*WHAT THE TASK REQUIRES*: All entries that follow are to be printed exactly as written.
(Beginning of RECORDS FOR PROCESSING)
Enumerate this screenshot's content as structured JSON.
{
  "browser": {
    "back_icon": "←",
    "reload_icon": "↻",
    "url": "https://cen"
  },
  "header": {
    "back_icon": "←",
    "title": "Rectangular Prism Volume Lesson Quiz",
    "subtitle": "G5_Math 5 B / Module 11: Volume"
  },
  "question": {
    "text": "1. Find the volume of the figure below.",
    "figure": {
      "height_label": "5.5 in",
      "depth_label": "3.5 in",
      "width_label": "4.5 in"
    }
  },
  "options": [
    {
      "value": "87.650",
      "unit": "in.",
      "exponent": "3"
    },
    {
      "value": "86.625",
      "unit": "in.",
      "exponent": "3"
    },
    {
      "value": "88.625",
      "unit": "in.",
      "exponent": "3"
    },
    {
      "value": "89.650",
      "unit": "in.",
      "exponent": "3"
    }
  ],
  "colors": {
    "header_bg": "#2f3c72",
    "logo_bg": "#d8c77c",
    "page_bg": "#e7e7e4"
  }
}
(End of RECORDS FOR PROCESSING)
*RESULT FOR THIS TASK*:
Enumerate this screenshot's content as structured JSON.
{
  "browser": {
    "back_icon": "←",
    "reload_icon": "↻",
    "url": "https://cen"
  },
  "header": {
    "back_icon": "←",
    "title": "Rectangular Prism Volume Lesson Quiz",
    "subtitle": "G5_Math 5 B / Module 11: Volume"
  },
  "question": {
    "text": "1. Find the volume of the figure below.",
    "figure": {
      "height_label": "5.5 in",
      "depth_label": "3.5 in",
      "width_label": "4.5 in"
    }
  },
  "options": [
    {
      "value": "87.650",
      "unit": "in.",
      "exponent": "3"
    },
    {
      "value": "86.625",
      "unit": "in.",
      "exponent": "3"
    },
    {
      "value": "88.625",
      "unit": "in.",
      "exponent": "3"
    },
    {
      "value": "89.650",
      "unit": "in.",
      "exponent": "3"
    }
  ],
  "colors": {
    "header_bg": "#2f3c72",
    "logo_bg": "#d8c77c",
    "page_bg": "#e7e7e4"
  }
}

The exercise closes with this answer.